- **GOAL OF THE EXERCISE**: Copy each record below faithfully, leaving out images.

+++++

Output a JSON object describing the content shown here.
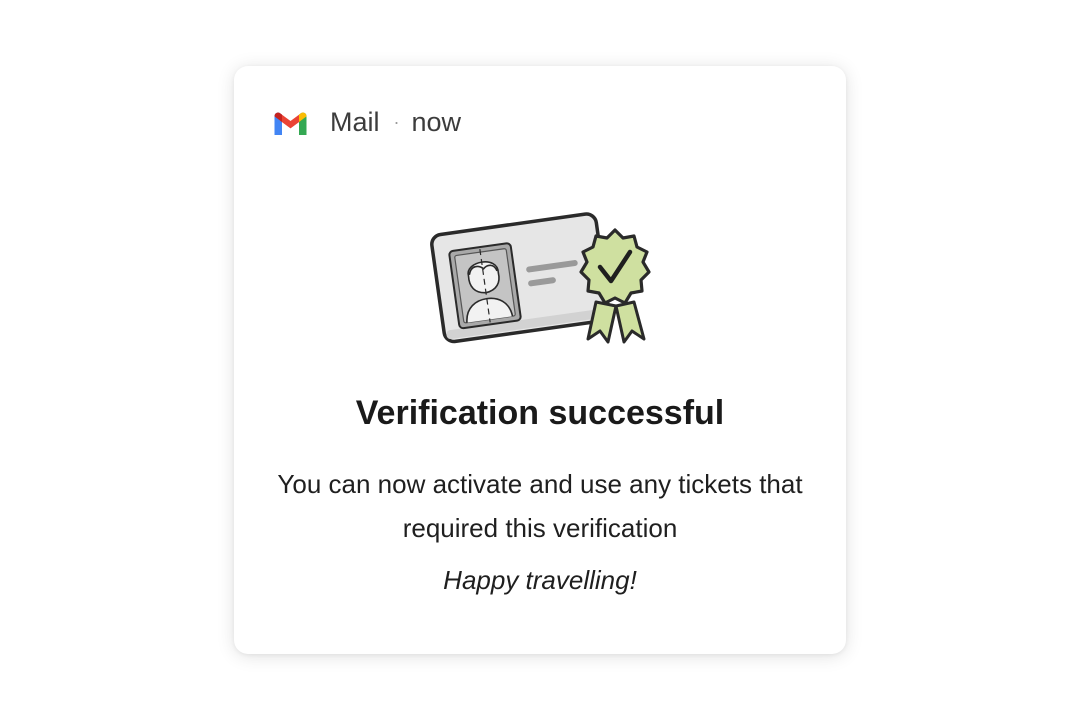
{
  "notification": {
    "app_name": "Mail",
    "separator": "·",
    "time": "now",
    "app_icon": "gmail-icon"
  },
  "content": {
    "illustration": "id-card-verified-badge",
    "title": "Verification successful",
    "body": "You can now activate and use any tickets that required this verification",
    "sign_off": "Happy travelling!"
  },
  "colors": {
    "badge_fill": "#cfe0a0",
    "card_fill": "#e8e8e8",
    "outline": "#2a2a2a",
    "gmail_red": "#ea4335",
    "gmail_blue": "#4285f4",
    "gmail_green": "#34a853",
    "gmail_yellow": "#fbbc04",
    "gmail_darkred": "#c5221f"
  }
}
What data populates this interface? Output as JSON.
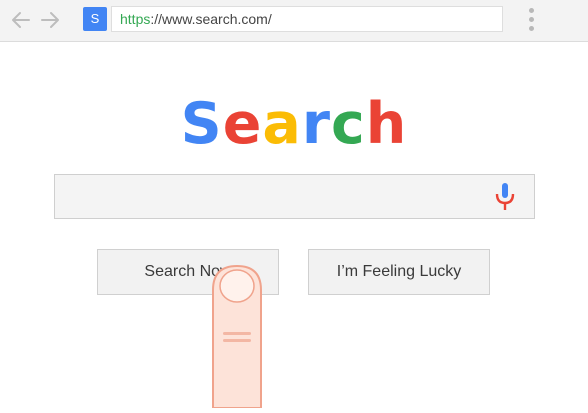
{
  "browser": {
    "favicon_letter": "S",
    "url_scheme": "https",
    "url_rest": "://www.search.com/",
    "accent_color": "#4285f4"
  },
  "logo": {
    "letters": [
      {
        "char": "S",
        "color": "#4285f4"
      },
      {
        "char": "e",
        "color": "#ea4335"
      },
      {
        "char": "a",
        "color": "#fbbc05"
      },
      {
        "char": "r",
        "color": "#4285f4"
      },
      {
        "char": "c",
        "color": "#34a853"
      },
      {
        "char": "h",
        "color": "#ea4335"
      }
    ]
  },
  "search": {
    "value": "",
    "placeholder": "",
    "mic_icon": "microphone-icon"
  },
  "buttons": {
    "search_label": "Search Now",
    "lucky_label": "I’m Feeling Lucky"
  }
}
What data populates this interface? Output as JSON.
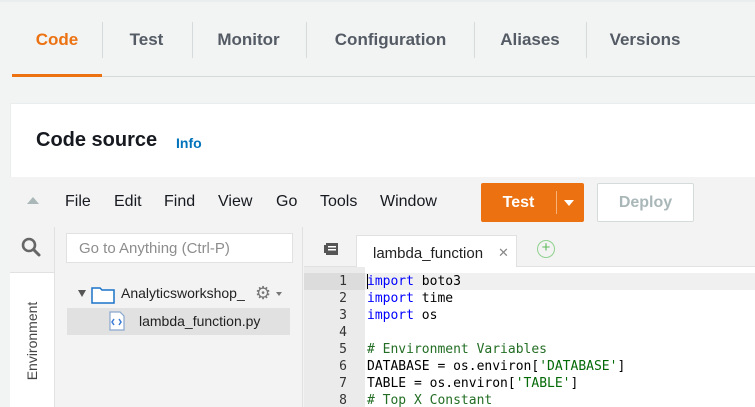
{
  "tabs": [
    {
      "label": "Code",
      "active": true
    },
    {
      "label": "Test",
      "active": false
    },
    {
      "label": "Monitor",
      "active": false
    },
    {
      "label": "Configuration",
      "active": false
    },
    {
      "label": "Aliases",
      "active": false
    },
    {
      "label": "Versions",
      "active": false
    }
  ],
  "panel": {
    "title": "Code source",
    "info_link": "Info"
  },
  "menu": [
    "File",
    "Edit",
    "Find",
    "View",
    "Go",
    "Tools",
    "Window"
  ],
  "buttons": {
    "test": "Test",
    "deploy": "Deploy"
  },
  "sidebar": {
    "search_placeholder": "Go to Anything (Ctrl-P)",
    "environment_label": "Environment"
  },
  "tree": {
    "folder": "Analyticsworkshop_",
    "files": [
      "lambda_function.py"
    ]
  },
  "editor": {
    "tab_label": "lambda_function",
    "current_line": 1,
    "lines": [
      {
        "n": "1",
        "tokens": [
          {
            "t": "import",
            "c": "kw"
          },
          {
            "t": " boto3",
            "c": ""
          }
        ]
      },
      {
        "n": "2",
        "tokens": [
          {
            "t": "import",
            "c": "kw"
          },
          {
            "t": " time",
            "c": ""
          }
        ]
      },
      {
        "n": "3",
        "tokens": [
          {
            "t": "import",
            "c": "kw"
          },
          {
            "t": " os",
            "c": ""
          }
        ]
      },
      {
        "n": "4",
        "tokens": []
      },
      {
        "n": "5",
        "tokens": [
          {
            "t": "# Environment Variables",
            "c": "cmt"
          }
        ]
      },
      {
        "n": "6",
        "tokens": [
          {
            "t": "DATABASE = os.environ[",
            "c": ""
          },
          {
            "t": "'DATABASE'",
            "c": "str"
          },
          {
            "t": "]",
            "c": ""
          }
        ]
      },
      {
        "n": "7",
        "tokens": [
          {
            "t": "TABLE = os.environ[",
            "c": ""
          },
          {
            "t": "'TABLE'",
            "c": "str"
          },
          {
            "t": "]",
            "c": ""
          }
        ]
      },
      {
        "n": "8",
        "tokens": [
          {
            "t": "# Top X Constant",
            "c": "cmt"
          }
        ]
      }
    ]
  },
  "colors": {
    "accent": "#ec7211",
    "link": "#0073bb"
  }
}
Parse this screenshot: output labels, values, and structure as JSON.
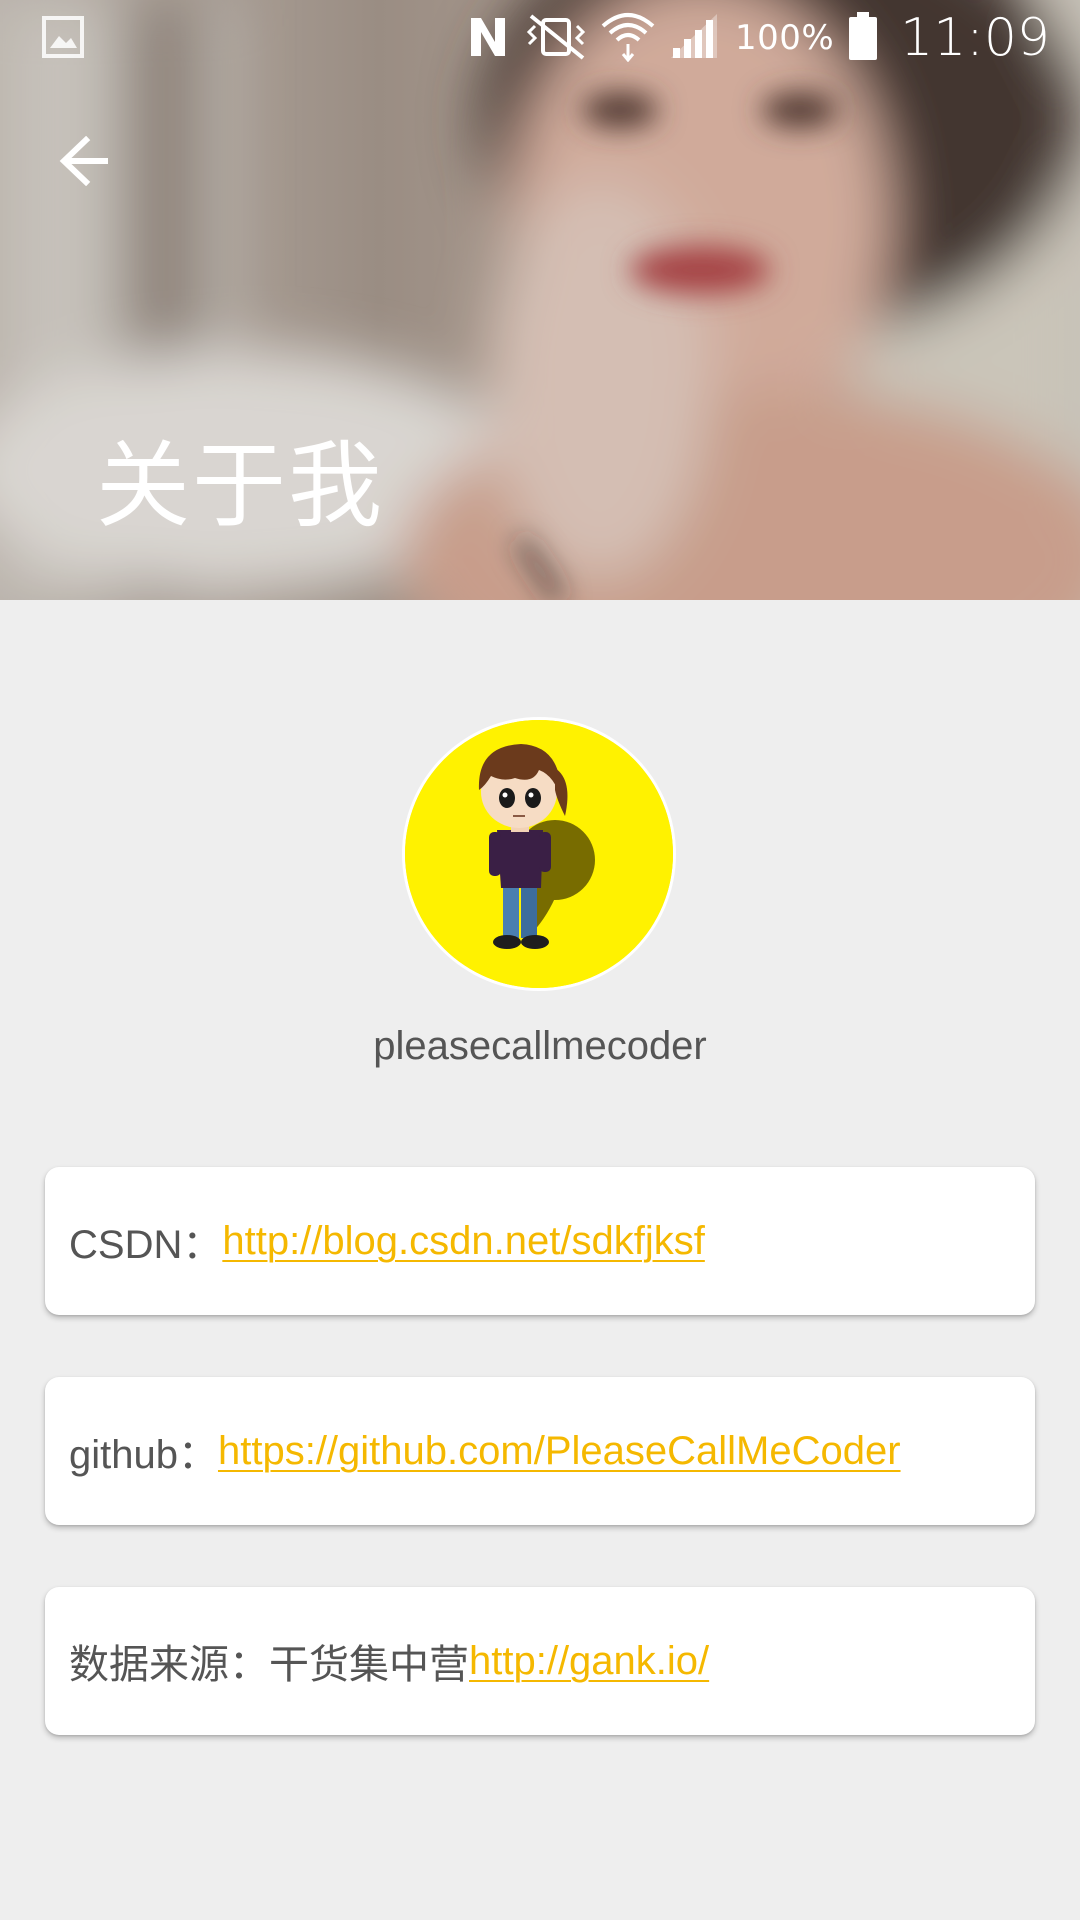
{
  "status_bar": {
    "battery_percent": "100%",
    "time": "11:09",
    "icons": [
      "gallery-icon",
      "nfc-icon",
      "vibrate-off-icon",
      "wifi-icon",
      "signal-icon",
      "battery-icon"
    ]
  },
  "header": {
    "title": "关于我",
    "back_icon": "arrow-left-icon"
  },
  "profile": {
    "username": "pleasecallmecoder",
    "avatar_bg": "#fff200"
  },
  "links": [
    {
      "label": "CSDN：",
      "url": "http://blog.csdn.net/sdkfjksf"
    },
    {
      "label": "github：",
      "url": "https://github.com/PleaseCallMeCoder"
    },
    {
      "label": "数据来源：干货集中营",
      "url": "http://gank.io/"
    }
  ],
  "colors": {
    "background": "#eeeeee",
    "link": "#f5b800",
    "label": "#555555",
    "card": "#ffffff"
  }
}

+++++

- **ANSWER**:
Output a JSON object describing the content shown here.
{
  "notification": {
    "app_name": "Mail",
    "separator": "·",
    "time": "now",
    "app_icon": "gmail-icon"
  },
  "content": {
    "illustration": "id-card-verified-badge",
    "title": "Verification successful",
    "body": "You can now activate and use any tickets that required this verification",
    "sign_off": "Happy travelling!"
  },
  "colors": {
    "badge_fill": "#cfe0a0",
    "card_fill": "#e8e8e8",
    "outline": "#2a2a2a",
    "gmail_red": "#ea4335",
    "gmail_blue": "#4285f4",
    "gmail_green": "#34a853",
    "gmail_yellow": "#fbbc04",
    "gmail_darkred": "#c5221f"
  }
}
What data populates this interface? Output as JSON.
{
  "browser": {
    "favicon_letter": "S",
    "url_scheme": "https",
    "url_rest": "://www.search.com/",
    "accent_color": "#4285f4"
  },
  "logo": {
    "letters": [
      {
        "char": "S",
        "color": "#4285f4"
      },
      {
        "char": "e",
        "color": "#ea4335"
      },
      {
        "char": "a",
        "color": "#fbbc05"
      },
      {
        "char": "r",
        "color": "#4285f4"
      },
      {
        "char": "c",
        "color": "#34a853"
      },
      {
        "char": "h",
        "color": "#ea4335"
      }
    ]
  },
  "search": {
    "value": "",
    "placeholder": "",
    "mic_icon": "microphone-icon"
  },
  "buttons": {
    "search_label": "Search Now",
    "lucky_label": "I’m Feeling Lucky"
  }
}
What data populates this interface? Output as JSON.
{
  "tabs": [
    {
      "label": "Code",
      "active": true
    },
    {
      "label": "Test",
      "active": false
    },
    {
      "label": "Monitor",
      "active": false
    },
    {
      "label": "Configuration",
      "active": false
    },
    {
      "label": "Aliases",
      "active": false
    },
    {
      "label": "Versions",
      "active": false
    }
  ],
  "panel": {
    "title": "Code source",
    "info_link": "Info"
  },
  "menu": [
    "File",
    "Edit",
    "Find",
    "View",
    "Go",
    "Tools",
    "Window"
  ],
  "buttons": {
    "test": "Test",
    "deploy": "Deploy"
  },
  "sidebar": {
    "search_placeholder": "Go to Anything (Ctrl-P)",
    "environment_label": "Environment"
  },
  "tree": {
    "folder": "Analyticsworkshop_",
    "files": [
      "lambda_function.py"
    ]
  },
  "editor": {
    "tab_label": "lambda_function",
    "current_line": 1,
    "lines": [
      {
        "n": "1",
        "tokens": [
          {
            "t": "import",
            "c": "kw"
          },
          {
            "t": " boto3",
            "c": ""
          }
        ]
      },
      {
        "n": "2",
        "tokens": [
          {
            "t": "import",
            "c": "kw"
          },
          {
            "t": " time",
            "c": ""
          }
        ]
      },
      {
        "n": "3",
        "tokens": [
          {
            "t": "import",
            "c": "kw"
          },
          {
            "t": " os",
            "c": ""
          }
        ]
      },
      {
        "n": "4",
        "tokens": []
      },
      {
        "n": "5",
        "tokens": [
          {
            "t": "# Environment Variables",
            "c": "cmt"
          }
        ]
      },
      {
        "n": "6",
        "tokens": [
          {
            "t": "DATABASE = os.environ[",
            "c": ""
          },
          {
            "t": "'DATABASE'",
            "c": "str"
          },
          {
            "t": "]",
            "c": ""
          }
        ]
      },
      {
        "n": "7",
        "tokens": [
          {
            "t": "TABLE = os.environ[",
            "c": ""
          },
          {
            "t": "'TABLE'",
            "c": "str"
          },
          {
            "t": "]",
            "c": ""
          }
        ]
      },
      {
        "n": "8",
        "tokens": [
          {
            "t": "# Top X Constant",
            "c": "cmt"
          }
        ]
      }
    ]
  },
  "colors": {
    "accent": "#ec7211",
    "link": "#0073bb"
  }
}
Parse this screenshot: output labels, values, and structure as JSON.
{
  "status_bar": {
    "battery_percent": "100%",
    "time": "11:09",
    "icons": [
      "gallery-icon",
      "nfc-icon",
      "vibrate-off-icon",
      "wifi-icon",
      "signal-icon",
      "battery-icon"
    ]
  },
  "header": {
    "title": "关于我",
    "back_icon": "arrow-left-icon"
  },
  "profile": {
    "username": "pleasecallmecoder",
    "avatar_bg": "#fff200"
  },
  "links": [
    {
      "label": "CSDN：",
      "url": "http://blog.csdn.net/sdkfjksf"
    },
    {
      "label": "github：",
      "url": "https://github.com/PleaseCallMeCoder"
    },
    {
      "label": "数据来源：干货集中营",
      "url": "http://gank.io/"
    }
  ],
  "colors": {
    "background": "#eeeeee",
    "link": "#f5b800",
    "label": "#555555",
    "card": "#ffffff"
  }
}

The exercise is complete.